→ Supplied material:
-------

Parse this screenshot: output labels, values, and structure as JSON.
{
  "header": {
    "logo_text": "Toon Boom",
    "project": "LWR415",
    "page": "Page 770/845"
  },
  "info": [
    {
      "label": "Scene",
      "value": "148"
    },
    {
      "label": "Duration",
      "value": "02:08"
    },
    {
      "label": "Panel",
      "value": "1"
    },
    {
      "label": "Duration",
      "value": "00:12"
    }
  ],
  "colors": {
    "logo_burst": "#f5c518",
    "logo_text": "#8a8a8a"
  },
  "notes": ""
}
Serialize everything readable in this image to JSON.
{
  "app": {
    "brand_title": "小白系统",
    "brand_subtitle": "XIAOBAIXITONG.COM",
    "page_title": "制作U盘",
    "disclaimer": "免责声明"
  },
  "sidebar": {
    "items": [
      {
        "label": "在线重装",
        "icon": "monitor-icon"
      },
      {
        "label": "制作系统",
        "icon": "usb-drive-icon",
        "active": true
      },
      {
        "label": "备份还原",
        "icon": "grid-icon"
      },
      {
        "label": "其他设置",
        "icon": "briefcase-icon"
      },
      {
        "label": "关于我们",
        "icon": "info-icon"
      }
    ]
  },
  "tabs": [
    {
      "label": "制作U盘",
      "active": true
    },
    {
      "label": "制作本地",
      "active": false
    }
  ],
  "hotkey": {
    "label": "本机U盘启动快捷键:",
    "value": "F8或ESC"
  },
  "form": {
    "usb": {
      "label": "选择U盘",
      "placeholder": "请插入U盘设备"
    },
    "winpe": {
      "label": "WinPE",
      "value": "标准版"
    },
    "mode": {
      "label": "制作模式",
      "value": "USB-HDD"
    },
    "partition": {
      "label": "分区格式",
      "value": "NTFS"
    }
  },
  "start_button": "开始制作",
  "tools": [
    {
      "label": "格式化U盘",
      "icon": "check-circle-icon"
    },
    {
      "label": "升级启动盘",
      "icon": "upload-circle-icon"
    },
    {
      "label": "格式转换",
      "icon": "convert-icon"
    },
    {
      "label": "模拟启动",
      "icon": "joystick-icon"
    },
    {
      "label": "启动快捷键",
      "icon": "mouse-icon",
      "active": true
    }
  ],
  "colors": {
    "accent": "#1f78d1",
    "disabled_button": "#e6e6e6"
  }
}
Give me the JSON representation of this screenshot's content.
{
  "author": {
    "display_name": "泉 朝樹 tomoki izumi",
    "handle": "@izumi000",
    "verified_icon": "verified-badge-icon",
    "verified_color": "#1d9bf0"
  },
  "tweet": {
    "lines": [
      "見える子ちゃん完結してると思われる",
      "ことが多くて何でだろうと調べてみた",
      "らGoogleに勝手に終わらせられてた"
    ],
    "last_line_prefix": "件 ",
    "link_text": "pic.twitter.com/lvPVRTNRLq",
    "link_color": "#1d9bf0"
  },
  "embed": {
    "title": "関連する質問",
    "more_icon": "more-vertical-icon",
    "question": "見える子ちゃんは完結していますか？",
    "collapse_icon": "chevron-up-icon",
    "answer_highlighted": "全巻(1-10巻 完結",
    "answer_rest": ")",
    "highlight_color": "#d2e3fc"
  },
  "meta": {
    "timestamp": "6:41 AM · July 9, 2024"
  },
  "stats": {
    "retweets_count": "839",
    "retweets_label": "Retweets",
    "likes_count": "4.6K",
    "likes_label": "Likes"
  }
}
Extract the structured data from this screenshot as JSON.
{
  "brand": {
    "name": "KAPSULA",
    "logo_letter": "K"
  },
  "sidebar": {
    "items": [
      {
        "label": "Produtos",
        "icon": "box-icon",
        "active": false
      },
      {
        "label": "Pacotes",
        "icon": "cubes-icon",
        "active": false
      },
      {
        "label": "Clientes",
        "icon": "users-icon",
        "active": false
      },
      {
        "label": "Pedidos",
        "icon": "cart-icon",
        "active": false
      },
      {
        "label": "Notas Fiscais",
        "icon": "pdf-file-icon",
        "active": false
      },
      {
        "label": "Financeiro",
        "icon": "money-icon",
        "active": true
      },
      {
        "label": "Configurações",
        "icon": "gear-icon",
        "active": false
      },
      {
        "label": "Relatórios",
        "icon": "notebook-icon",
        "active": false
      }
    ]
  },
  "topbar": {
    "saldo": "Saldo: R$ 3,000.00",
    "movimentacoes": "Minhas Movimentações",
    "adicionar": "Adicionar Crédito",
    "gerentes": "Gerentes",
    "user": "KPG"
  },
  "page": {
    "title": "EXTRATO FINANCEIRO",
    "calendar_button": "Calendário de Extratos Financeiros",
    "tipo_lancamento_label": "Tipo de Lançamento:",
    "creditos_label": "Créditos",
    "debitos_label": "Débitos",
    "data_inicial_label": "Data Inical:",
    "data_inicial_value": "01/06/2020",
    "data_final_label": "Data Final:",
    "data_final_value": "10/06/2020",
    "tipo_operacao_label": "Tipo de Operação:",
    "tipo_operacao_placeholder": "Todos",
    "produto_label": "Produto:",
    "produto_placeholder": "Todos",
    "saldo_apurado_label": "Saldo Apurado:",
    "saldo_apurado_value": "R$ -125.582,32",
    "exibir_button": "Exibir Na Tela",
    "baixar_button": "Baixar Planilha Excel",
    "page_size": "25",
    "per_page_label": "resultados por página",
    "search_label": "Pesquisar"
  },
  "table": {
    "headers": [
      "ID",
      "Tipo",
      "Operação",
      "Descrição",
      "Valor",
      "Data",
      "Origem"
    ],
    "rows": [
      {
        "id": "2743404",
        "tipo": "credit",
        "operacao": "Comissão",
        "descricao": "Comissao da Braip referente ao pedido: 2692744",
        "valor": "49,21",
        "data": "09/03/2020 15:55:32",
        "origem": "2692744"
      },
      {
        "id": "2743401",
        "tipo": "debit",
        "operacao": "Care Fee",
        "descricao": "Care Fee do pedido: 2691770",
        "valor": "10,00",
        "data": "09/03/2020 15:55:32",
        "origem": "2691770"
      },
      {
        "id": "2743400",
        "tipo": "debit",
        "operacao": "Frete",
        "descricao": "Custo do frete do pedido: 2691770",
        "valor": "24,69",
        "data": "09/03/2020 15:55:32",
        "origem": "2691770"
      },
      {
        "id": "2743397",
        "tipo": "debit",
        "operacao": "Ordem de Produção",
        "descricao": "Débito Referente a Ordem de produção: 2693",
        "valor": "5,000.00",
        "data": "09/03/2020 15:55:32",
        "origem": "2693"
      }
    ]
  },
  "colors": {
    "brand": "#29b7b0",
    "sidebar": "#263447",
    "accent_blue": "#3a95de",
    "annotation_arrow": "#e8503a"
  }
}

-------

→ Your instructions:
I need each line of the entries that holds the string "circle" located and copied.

→ Solution:
      "icon": "check-circle-icon"
      "icon": "upload-circle-icon"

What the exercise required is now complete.